(What the task requires): All of the records below are to be given again word for word, with the pictures removed.
Records Start Marker
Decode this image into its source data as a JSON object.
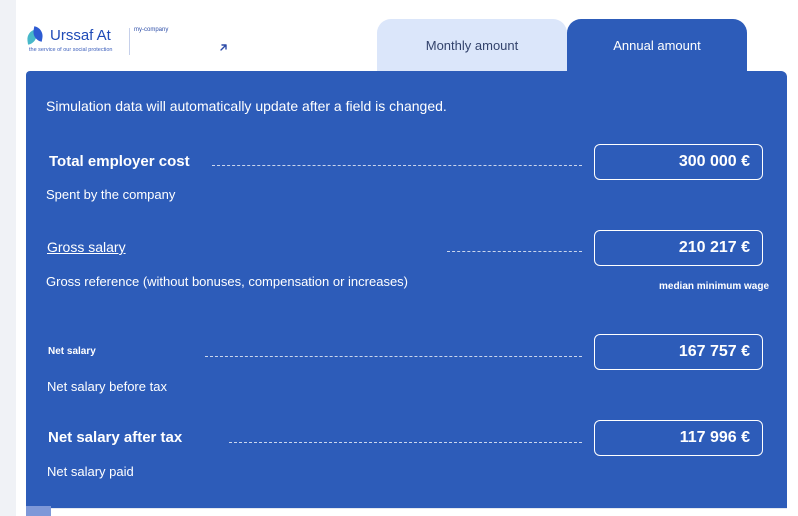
{
  "header": {
    "brand_name": "Urssaf At",
    "brand_tagline": "the service of our social protection",
    "brand_tag": "my-company",
    "external_link_icon": "arrow-up-right-icon"
  },
  "tabs": [
    {
      "label": "Monthly amount",
      "selected": false
    },
    {
      "label": "Annual amount",
      "selected": true
    }
  ],
  "panel": {
    "notice": "Simulation data will automatically update after a field is changed.",
    "rows": [
      {
        "label": "Total employer cost",
        "sub": "Spent by the company",
        "value": "300 000 €"
      },
      {
        "label": "Gross salary",
        "sub": "Gross reference (without bonuses, compensation or increases)",
        "value": "210 217 €"
      },
      {
        "label": "Net salary",
        "sub": "Net salary before tax",
        "value": "167 757 €"
      },
      {
        "label": "Net salary after tax",
        "sub": "Net salary paid",
        "value": "117 996 €"
      }
    ],
    "median_note": "median minimum wage"
  },
  "colors": {
    "panel": "#2d5cb9",
    "tab_inactive": "#dbe6fa",
    "brand": "#1f4bb7",
    "accent_teal": "#47b8c9"
  }
}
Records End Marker
(Solved exercise):
Decode this image into its source data as a JSON object.
{
  "header": {
    "brand_name": "Urssaf At",
    "brand_tagline": "the service of our social protection",
    "brand_tag": "my-company",
    "external_link_icon": "arrow-up-right-icon"
  },
  "tabs": [
    {
      "label": "Monthly amount",
      "selected": false
    },
    {
      "label": "Annual amount",
      "selected": true
    }
  ],
  "panel": {
    "notice": "Simulation data will automatically update after a field is changed.",
    "rows": [
      {
        "label": "Total employer cost",
        "sub": "Spent by the company",
        "value": "300 000 €"
      },
      {
        "label": "Gross salary",
        "sub": "Gross reference (without bonuses, compensation or increases)",
        "value": "210 217 €"
      },
      {
        "label": "Net salary",
        "sub": "Net salary before tax",
        "value": "167 757 €"
      },
      {
        "label": "Net salary after tax",
        "sub": "Net salary paid",
        "value": "117 996 €"
      }
    ],
    "median_note": "median minimum wage"
  },
  "colors": {
    "panel": "#2d5cb9",
    "tab_inactive": "#dbe6fa",
    "brand": "#1f4bb7",
    "accent_teal": "#47b8c9"
  }
}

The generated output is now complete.